An adaptive computation adapts its output to match changes to the
input. Many techniques have been proposed for certain classes of
adaptive computations, especially for particular applications such as
language-based editing environments and spreadsheets. The general
problem, however, has proved hard: given an arbitrary computation, how
can we make it adaptive?
We propose a general mechanism for \emph{adaptive functional
programming} that enables the programmer to express adaptive
algorithms in a natural way. We describe this mechanism in two
contexts: as extensions to a simple typed functional language, and as
a library for Standard ML. First, we present a {\em modal type
system} and an operational semantics for the extended functional
language. We establish the soundness of the language with a type
safety theorem and a correctness theorem for the adaptivity mechanism.
Second, we present methods to efficiently implement the operational
semantics and describe how these are used to implement the SML
library.
As an example of how to apply our mechanisms, we present an adaptive
version of quicksort whose input and output are lists. This version
involves only minor modifications to a standard list-based quicksort.
We show that when adding an element to the end of an input list of

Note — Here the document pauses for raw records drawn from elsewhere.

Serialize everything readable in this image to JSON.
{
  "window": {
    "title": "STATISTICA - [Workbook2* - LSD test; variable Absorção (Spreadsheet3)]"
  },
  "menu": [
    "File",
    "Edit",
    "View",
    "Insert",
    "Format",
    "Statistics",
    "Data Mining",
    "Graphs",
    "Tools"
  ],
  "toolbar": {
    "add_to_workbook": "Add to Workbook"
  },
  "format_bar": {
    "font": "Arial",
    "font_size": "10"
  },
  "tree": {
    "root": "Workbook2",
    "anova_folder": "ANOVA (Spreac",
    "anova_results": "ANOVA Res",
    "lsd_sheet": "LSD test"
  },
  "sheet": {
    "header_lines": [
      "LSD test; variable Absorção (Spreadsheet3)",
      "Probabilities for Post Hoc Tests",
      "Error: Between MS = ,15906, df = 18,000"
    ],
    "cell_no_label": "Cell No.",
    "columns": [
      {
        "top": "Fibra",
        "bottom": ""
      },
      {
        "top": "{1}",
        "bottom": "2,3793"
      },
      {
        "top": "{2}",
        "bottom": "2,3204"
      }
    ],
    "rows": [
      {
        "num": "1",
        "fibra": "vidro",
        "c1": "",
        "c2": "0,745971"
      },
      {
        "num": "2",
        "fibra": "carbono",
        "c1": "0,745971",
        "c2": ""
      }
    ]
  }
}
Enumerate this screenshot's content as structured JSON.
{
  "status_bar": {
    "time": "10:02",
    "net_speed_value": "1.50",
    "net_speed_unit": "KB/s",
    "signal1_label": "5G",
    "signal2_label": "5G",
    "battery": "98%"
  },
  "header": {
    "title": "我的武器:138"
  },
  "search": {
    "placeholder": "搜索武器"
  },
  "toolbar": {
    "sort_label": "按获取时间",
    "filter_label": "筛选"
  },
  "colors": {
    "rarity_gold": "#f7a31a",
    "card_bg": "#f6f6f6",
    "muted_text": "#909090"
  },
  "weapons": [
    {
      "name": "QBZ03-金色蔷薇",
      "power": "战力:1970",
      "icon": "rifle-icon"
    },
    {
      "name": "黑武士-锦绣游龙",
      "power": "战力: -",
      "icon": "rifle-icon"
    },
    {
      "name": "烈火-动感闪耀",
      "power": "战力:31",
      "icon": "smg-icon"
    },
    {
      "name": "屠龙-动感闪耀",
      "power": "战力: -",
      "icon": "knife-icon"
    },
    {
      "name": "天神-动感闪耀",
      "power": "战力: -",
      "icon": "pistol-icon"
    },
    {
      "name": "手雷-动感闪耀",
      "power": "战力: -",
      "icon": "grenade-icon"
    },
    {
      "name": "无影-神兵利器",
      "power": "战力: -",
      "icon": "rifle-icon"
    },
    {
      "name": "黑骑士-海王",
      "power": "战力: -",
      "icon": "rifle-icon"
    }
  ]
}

length $n$, the program will adapt the output in expected and
amortized $O(\log n)$ time.